As Venezuela's October 7 presidential elections approach, polls are showing a clear, large victory for President Hugo Chavez, with a 13%-28% lead. The socialist incumbent — who has survived a US coup and other attempts to overthrow his government — is campaigning on a detailed platform to deepen the social changes that are redistributing wealth and political power to the poor majority. His right-wing opponent, Henri Capriles Radonski, supports privatising state industry and cutting social spending.
Phil Monsour sings a pro-Palestine version of "Which side are you on" at the Adelaide Seacret protest prior to the Boycott, Divestment and Sanctions national workshop weekend on September 21.
With little fanfare or media attention, the small island nation of Cuba has been running an Aboriginal literacy program in the town of Wilcanni, in central new South Wales.

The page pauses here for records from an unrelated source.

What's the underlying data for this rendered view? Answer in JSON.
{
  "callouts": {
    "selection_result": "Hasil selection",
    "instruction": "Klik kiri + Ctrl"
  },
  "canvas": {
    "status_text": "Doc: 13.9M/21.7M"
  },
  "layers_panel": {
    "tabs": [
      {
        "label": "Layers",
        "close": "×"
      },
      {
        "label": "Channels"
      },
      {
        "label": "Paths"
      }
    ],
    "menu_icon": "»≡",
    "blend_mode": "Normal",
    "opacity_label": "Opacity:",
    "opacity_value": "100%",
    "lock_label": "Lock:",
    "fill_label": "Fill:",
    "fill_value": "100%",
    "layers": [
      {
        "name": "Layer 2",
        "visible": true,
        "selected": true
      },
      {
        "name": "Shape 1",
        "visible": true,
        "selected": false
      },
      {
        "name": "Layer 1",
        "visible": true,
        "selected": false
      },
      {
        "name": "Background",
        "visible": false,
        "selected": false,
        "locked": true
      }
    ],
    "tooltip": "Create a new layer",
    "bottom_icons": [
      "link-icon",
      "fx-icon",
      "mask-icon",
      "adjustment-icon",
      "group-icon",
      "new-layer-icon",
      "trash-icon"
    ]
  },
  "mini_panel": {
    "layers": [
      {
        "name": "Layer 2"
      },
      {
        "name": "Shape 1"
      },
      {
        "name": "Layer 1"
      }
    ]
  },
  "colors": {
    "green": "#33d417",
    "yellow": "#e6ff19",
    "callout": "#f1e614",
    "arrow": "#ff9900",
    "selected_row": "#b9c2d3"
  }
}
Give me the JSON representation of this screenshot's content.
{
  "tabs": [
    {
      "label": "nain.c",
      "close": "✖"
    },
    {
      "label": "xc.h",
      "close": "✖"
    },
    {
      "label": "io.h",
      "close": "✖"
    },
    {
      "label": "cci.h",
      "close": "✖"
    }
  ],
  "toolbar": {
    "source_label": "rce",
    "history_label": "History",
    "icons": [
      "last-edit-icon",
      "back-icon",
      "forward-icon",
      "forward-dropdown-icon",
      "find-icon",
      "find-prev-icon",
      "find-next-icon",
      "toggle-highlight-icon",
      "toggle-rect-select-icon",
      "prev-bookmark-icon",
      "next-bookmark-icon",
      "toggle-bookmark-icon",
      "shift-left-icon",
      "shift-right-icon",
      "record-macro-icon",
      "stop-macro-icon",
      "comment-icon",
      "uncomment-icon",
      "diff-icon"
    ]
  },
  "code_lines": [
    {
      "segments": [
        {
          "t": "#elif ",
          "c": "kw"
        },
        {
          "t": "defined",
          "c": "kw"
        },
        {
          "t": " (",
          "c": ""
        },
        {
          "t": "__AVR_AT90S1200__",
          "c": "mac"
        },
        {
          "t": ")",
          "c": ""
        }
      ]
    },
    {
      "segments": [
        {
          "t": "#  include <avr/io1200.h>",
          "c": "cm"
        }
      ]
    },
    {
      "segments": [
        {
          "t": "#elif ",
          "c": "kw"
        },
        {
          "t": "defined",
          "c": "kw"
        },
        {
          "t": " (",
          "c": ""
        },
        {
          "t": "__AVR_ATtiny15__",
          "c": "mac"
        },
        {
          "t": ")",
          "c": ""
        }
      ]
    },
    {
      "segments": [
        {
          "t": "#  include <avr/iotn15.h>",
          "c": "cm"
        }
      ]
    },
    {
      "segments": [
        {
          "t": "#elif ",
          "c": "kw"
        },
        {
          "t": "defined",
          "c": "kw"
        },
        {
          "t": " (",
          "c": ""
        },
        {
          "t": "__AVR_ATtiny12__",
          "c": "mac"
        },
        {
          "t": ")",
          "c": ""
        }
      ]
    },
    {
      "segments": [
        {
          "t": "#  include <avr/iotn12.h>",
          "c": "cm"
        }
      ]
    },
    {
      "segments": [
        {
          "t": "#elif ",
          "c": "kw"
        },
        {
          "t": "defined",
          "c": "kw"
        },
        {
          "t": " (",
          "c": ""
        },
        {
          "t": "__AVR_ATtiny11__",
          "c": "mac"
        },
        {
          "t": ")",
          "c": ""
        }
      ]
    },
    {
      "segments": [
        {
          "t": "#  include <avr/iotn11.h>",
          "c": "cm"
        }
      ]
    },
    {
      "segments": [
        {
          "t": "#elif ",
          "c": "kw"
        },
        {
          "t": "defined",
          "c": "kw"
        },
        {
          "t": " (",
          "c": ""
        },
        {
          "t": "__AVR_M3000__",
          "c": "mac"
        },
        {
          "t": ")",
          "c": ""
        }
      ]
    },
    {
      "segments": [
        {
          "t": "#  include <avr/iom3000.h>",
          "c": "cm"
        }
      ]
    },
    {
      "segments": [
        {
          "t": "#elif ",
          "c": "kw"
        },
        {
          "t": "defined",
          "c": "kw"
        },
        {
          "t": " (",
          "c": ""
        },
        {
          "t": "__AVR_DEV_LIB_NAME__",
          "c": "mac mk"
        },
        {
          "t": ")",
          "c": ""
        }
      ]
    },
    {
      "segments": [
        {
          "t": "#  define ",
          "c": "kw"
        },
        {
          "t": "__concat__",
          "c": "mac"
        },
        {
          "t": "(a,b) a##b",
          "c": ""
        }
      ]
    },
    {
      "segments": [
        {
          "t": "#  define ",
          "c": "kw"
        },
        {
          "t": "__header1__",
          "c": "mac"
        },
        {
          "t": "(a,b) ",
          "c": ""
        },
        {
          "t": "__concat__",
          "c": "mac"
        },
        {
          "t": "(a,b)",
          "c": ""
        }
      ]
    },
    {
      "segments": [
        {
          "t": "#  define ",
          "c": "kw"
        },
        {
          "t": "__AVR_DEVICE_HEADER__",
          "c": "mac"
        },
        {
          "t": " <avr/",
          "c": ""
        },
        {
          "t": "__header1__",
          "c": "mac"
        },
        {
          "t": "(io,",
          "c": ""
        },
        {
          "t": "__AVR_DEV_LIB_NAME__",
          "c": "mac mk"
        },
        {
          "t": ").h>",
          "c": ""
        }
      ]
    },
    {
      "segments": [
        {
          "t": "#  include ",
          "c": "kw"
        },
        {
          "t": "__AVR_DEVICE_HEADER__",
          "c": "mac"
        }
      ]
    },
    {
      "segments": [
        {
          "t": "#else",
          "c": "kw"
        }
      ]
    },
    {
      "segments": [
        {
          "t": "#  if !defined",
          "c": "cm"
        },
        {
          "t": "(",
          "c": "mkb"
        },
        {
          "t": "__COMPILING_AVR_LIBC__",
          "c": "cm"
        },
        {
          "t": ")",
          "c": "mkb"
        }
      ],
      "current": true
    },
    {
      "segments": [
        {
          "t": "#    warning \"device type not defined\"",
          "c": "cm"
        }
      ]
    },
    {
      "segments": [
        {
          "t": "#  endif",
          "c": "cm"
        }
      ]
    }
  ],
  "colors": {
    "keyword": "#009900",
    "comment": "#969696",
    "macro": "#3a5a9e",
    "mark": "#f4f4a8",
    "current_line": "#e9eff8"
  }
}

Already, 16 local Aboriginal residents aged between 25 and 53 have learned to read and write through the program.
As the final weeks of the Venezuelan presidential election campaign unfold, an intense battle of ideas is under way. The poll on October 7 is looming as one of the most important elections in the country´s history.
With the launch of the Apple iPhone 5 drawing closer, hordes of people around the world scrabbled to their computers to place pre-orders. Hundreds lined up on the streets to be the first to get their hands on the most in-demand gadgetry. With the pre-order tally reaching more than 2 million within the first 24 hours, it is no surprise that the mineral mining market is booming. At the heart of the mobile phone production line lies the Democratic Republic of Congo (DRC); a country that has played host to what is likely the world’s deadliest war since World War II.

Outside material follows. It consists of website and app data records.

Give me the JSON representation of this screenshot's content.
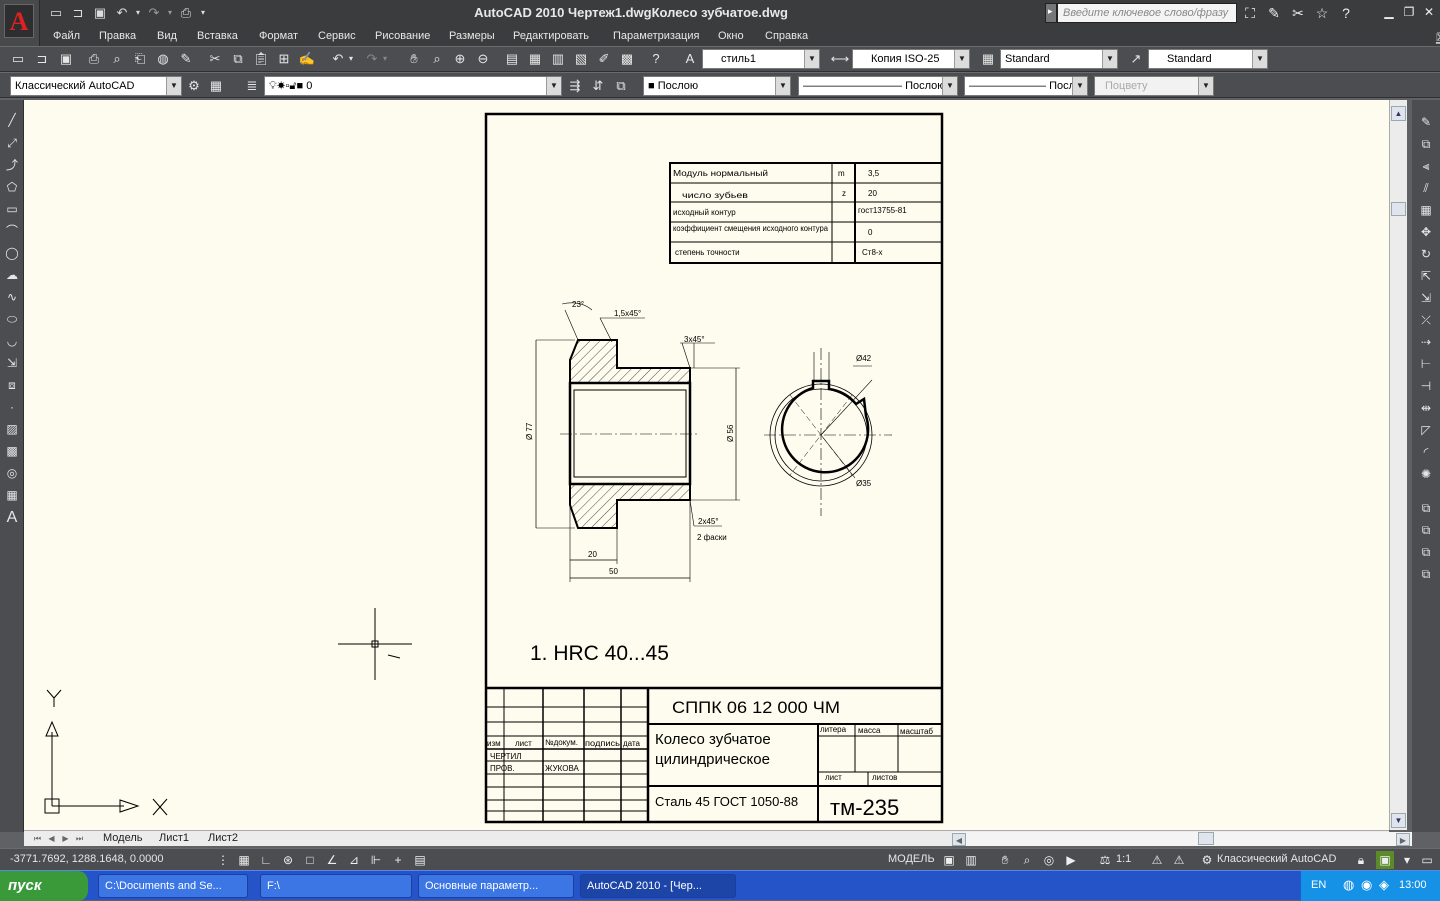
{
  "window": {
    "title": "AutoCAD 2010    Чертеж1.dwgКолесо зубчатое.dwg",
    "search_placeholder": "Введите ключевое слово/фразу"
  },
  "menu": [
    "Файл",
    "Правка",
    "Вид",
    "Вставка",
    "Формат",
    "Сервис",
    "Рисование",
    "Размеры",
    "Редактировать",
    "Параметризация",
    "Окно",
    "Справка"
  ],
  "toolbar": {
    "text_style": "стиль1",
    "dim_style": "Копия ISO-25",
    "table_style": "Standard",
    "mleader_style": "Standard",
    "workspace": "Классический AutoCAD",
    "layer": "0",
    "color": "Послою",
    "linetype": "Послою",
    "lineweight": "Послою",
    "plotstyle": "Поцвету"
  },
  "tabs": [
    "Модель",
    "Лист1",
    "Лист2"
  ],
  "status": {
    "coordinates": "-3771.7692, 1288.1648, 0.0000",
    "model": "МОДЕЛЬ",
    "scale": "1:1",
    "workspace": "Классический AutoCAD"
  },
  "taskbar": {
    "start": "пуск",
    "items": [
      "C:\\Documents and Se...",
      "F:\\",
      "Основные параметр...",
      "AutoCAD 2010 - [Чер..."
    ],
    "lang": "EN",
    "time": "13:00"
  },
  "drawing": {
    "params_table": [
      [
        "Модуль нормальный",
        "m",
        "3,5"
      ],
      [
        "число зубьев",
        "z",
        "20"
      ],
      [
        "исходный контур",
        "",
        "гост13755-81"
      ],
      [
        "коэффициент смещения исходного контура",
        "",
        "0"
      ],
      [
        "степень точности",
        "",
        "Ст8-х"
      ]
    ],
    "dims": {
      "angle": "23°",
      "chamfer1": "1,5х45°",
      "chamfer2": "3х45°",
      "d77": "Ø 77",
      "d56": "Ø 56",
      "chamfer3": "2х45°",
      "chamfer3_note": "2 фаски",
      "len20": "20",
      "len50": "50",
      "d42": "Ø42",
      "d35": "Ø35"
    },
    "note": "1. HRC 40...45",
    "title_block": {
      "code": "СППК 06 12 000 ЧМ",
      "name_line1": "Колесо зубчатое",
      "name_line2": "цилиндрическое",
      "material": "Сталь 45 ГОСТ 1050-88",
      "group": "тм-235",
      "col_izm": "изм",
      "col_list": "лист",
      "col_ndoc": "№докум.",
      "col_podp": "подпись",
      "col_data": "дата",
      "row_chertil": "ЧЕРТИЛ",
      "row_prov": "ПРОВ.",
      "surname": "ЖУКОВА",
      "litera": "литера",
      "massa": "масса",
      "masshtab": "масштаб",
      "list": "лист",
      "listov": "листов"
    },
    "ucs_x": "X",
    "ucs_y": "Y"
  }
}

Twenty-three years too late, the real truth is finally being told about the Hillsborough disaster of April 15, 1989, which killed 96 football fans and injured hundreds more. A new 354-page report, released by the Hillsborough Independent Panel after accessing more than 400,000 pages of secret documents, has implicated the police, media and British government in what has been described as “the biggest cover-up of British legal history”.
After five years of besieging Gaza, Israel announced on September 20 the first significant easing of its near-total export ban. The ban was imposed on the Palestinian territory in 2007 after Hamas won elections. This turnaround amounts to an admission that Israel’s blockade of Gaza is facing defeat, leaving Tel Aviv casting around for an alternative mechanism of control over the battered enclave. Khatib Mansour, director of the Israeli army’s Coordination and Liaison Administration for Gaza, said Israel would allow: * furniture and clothes to be exported from Gaza to the West Bank;
Toward the United Front, Proceedings of the Fourth Congress of the Communist International, 1922 Edited & translated by John Riddell, Brill, 2012, 1310 pp. Many leftists have spent dreary evenings meeting in draughty community halls where the reading of the minutes of previous gatherings seems to drag on interminably. Refreshingly, for a variety of reasons, this 1200-page compendium of 90-year-old proceedings makes for revitalising and pertinent reading.
The Statue Of Liberty: A Transatlantic Story By Edward Berenson Yale University Press, 2012, 229 pages , $35.95 (hb) “We are the keepers of the flame of liberty,” said then-US president Ronald Reagan, opening the centennial celebration in 1986 of the Statue of Liberty in New York Harbour. Reagan claimed the statue as an American beacon of freedom to the world. As Edward Berenson shows, however, the statue’s political virtue had been compromised long before Reagan’s neo-conservative hypocrisy.
As soon as news filtered through that a “Muslim riot” was taking place in Sydney on September 15, it was clear a racist backlash was going to occur. It was also clear on what grounds the backlash would take place.
Allegations raised by former Guantanamo Bay detainee David Hicks that he was drugged as a form of torture by US staff have been substantiated by documents uncovered in recent legal action in the US. Detainees were allegedly drugged by US military personnel before interrogation sessions and before they had their charges read to them.
“TAFE cuts are Baillieu's form of class war,” Colin Long told an angry crowd on September 20. “Baillieu started the war, but we will finish it.” The Victorian National Tertiary Education Union (NTEU) secretary was speaking to 2000 Victorian TAFE teachers, students and supporters at a rally in Melbourne.
On September 16, 100 people began a 300-kilometre journey, walking from Port Augusta to Adelaide to highlight the importance of building a solar thermal plant at Port Augusta and to call for state and federal government support for the project.
Liberal Senator Cory Bernardi resigned from his position as Tony Abbott's shadow parliamentary secretary after widespread outrage about his reactionary and bizarre speech on the equal marriage bill which was debated (and defeated 42 votes to 98) in parliament on September 18.
The Socialist Alliance Victoria released the statement below on September 19. * * * Socialist Alliance is standing Sue Bolton as its candidate for the October local elections in the north-east ward of the City of Moreland on a platform of “community need, not developer greed”. Sue Bolton is the state convener of Socialist Alliance. She was has been involved in the Northern Communities and Union Solidarity Group, the campaign to save Ballerrt Mooroop College, the Aboriginal school in Glenroy and the campaign in support of refugees and asylum seekers.